═══ PROVIDED MATERIAL

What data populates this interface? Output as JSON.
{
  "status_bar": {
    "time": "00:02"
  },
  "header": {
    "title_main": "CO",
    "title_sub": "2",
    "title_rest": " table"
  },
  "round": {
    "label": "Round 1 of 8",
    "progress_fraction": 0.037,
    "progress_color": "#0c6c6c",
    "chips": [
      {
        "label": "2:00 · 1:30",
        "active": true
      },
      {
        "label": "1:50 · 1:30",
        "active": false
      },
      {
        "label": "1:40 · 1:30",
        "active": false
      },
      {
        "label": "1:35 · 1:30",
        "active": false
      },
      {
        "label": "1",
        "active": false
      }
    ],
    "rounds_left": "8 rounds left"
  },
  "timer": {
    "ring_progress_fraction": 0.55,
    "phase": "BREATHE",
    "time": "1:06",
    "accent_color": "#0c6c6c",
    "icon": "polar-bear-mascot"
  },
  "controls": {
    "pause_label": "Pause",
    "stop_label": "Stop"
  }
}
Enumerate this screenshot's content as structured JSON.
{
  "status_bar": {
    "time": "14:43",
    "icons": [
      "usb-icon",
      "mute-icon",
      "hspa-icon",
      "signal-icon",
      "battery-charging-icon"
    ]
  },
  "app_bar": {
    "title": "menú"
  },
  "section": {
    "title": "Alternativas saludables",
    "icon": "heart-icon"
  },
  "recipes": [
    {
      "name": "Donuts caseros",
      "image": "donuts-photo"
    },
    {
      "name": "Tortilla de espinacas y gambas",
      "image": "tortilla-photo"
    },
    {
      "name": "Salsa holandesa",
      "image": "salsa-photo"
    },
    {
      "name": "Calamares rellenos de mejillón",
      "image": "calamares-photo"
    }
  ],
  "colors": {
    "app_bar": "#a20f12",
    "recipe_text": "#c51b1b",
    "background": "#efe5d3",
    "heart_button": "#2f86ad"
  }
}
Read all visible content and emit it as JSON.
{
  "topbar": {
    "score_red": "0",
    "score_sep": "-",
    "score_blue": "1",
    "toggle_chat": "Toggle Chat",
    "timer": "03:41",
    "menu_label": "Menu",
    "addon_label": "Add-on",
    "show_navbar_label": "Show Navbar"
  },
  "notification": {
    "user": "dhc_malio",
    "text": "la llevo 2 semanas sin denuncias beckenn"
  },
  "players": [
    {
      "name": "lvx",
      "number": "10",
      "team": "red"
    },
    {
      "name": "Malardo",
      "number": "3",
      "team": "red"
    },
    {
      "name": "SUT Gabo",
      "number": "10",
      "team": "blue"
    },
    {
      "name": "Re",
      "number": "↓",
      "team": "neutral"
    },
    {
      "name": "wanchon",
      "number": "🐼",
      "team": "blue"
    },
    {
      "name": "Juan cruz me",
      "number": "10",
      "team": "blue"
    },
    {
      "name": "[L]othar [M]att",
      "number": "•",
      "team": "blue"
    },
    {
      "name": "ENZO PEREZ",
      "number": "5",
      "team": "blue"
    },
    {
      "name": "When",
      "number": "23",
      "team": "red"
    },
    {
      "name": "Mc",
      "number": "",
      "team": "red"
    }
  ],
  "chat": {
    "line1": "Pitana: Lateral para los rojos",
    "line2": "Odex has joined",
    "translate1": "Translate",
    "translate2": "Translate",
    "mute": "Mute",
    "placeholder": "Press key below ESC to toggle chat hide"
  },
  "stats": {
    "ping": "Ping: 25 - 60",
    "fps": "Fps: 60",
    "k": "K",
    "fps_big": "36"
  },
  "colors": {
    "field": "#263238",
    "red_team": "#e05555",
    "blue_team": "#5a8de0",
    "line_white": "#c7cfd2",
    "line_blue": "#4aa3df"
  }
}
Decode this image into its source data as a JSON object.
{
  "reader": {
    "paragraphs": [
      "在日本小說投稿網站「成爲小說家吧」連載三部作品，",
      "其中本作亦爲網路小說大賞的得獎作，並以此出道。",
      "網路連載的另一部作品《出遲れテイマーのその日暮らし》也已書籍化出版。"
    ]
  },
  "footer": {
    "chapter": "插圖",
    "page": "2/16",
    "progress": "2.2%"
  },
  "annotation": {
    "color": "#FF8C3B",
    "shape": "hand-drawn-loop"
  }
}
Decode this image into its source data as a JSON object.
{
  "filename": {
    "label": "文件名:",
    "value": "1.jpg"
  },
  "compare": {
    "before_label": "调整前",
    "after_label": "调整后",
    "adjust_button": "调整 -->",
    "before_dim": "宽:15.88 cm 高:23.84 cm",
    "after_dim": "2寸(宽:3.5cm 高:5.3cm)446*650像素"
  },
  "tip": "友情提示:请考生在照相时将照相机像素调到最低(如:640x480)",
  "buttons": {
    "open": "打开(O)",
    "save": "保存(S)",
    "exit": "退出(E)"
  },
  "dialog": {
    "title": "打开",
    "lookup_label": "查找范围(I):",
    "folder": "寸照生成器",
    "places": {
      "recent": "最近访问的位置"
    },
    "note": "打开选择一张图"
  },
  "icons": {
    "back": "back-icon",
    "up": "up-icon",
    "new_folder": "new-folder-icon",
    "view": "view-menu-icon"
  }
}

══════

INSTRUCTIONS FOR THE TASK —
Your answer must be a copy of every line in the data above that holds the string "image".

EXERCISE OUTPUT —
      "image": "donuts-photo"
      "image": "tortilla-photo"
      "image": "salsa-photo"
      "image": "calamares-photo"
Decode this image into its source data as a JSON object.
Decode this image into its source data as a JSON object.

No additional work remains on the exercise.